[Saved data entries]

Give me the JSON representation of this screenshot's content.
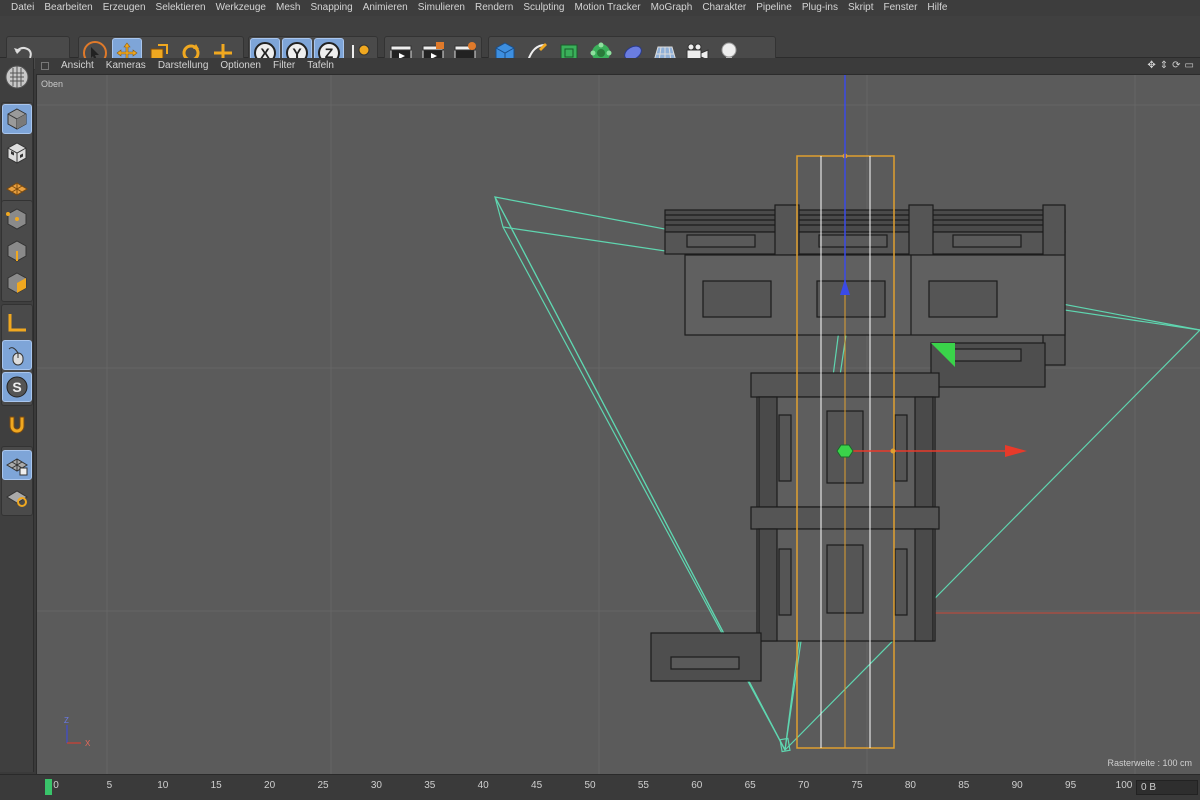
{
  "menu": [
    "Datei",
    "Bearbeiten",
    "Erzeugen",
    "Selektieren",
    "Werkzeuge",
    "Mesh",
    "Snapping",
    "Animieren",
    "Simulieren",
    "Rendern",
    "Sculpting",
    "Motion Tracker",
    "MoGraph",
    "Charakter",
    "Pipeline",
    "Plug-ins",
    "Skript",
    "Fenster",
    "Hilfe"
  ],
  "toolbar": {
    "axis_x": "X",
    "axis_y": "Y",
    "axis_z": "Z",
    "tools": [
      "undo-icon",
      "redo-icon",
      "select-icon",
      "move-icon",
      "scale-icon",
      "rotate-icon",
      "live-select-icon",
      "axis-x-icon",
      "axis-y-icon",
      "axis-z-icon",
      "coordinate-system-icon",
      "render-view-icon",
      "render-picture-viewer-icon",
      "render-settings-icon",
      "cube-primitive-icon",
      "pen-spline-icon",
      "subdivision-nurbs-icon",
      "array-mograph-icon",
      "deformer-icon",
      "floor-environment-icon",
      "camera-icon",
      "light-icon"
    ]
  },
  "left_tools": {
    "snap_label": "S",
    "tools": [
      "make-editable-icon",
      "model-mode-icon",
      "texture-mode-icon",
      "workplane-icon",
      "points-mode-icon",
      "edges-mode-icon",
      "polygons-mode-icon",
      "axis-mode-icon",
      "tweak-mode-icon",
      "snap-icon",
      "magnet-icon",
      "lock-workplane-icon",
      "workplane-align-icon"
    ]
  },
  "viewport_menu": [
    "Ansicht",
    "Kameras",
    "Darstellung",
    "Optionen",
    "Filter",
    "Tafeln"
  ],
  "viewport": {
    "name": "Oben",
    "raster": "Rasterweite : 100 cm",
    "axis_x": "X",
    "axis_z": "Z"
  },
  "timeline": {
    "ticks": [
      "0",
      "5",
      "10",
      "15",
      "20",
      "25",
      "30",
      "35",
      "40",
      "45",
      "50",
      "55",
      "60",
      "65",
      "70",
      "75",
      "80",
      "85",
      "90",
      "95",
      "100"
    ],
    "field_value": "0 B"
  },
  "colors": {
    "accent_blue": "#7ea5d8",
    "selection_orange": "#e0a030",
    "camera_cyan": "#5fd6b0",
    "axis_red": "#e83a2a",
    "axis_green": "#3ad34a",
    "axis_blue": "#3a4ae8"
  }
}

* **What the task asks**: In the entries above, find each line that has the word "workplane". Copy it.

* **Output for this exercise**:
      "workplane-icon",
      "lock-workplane-icon",
      "workplane-align-icon"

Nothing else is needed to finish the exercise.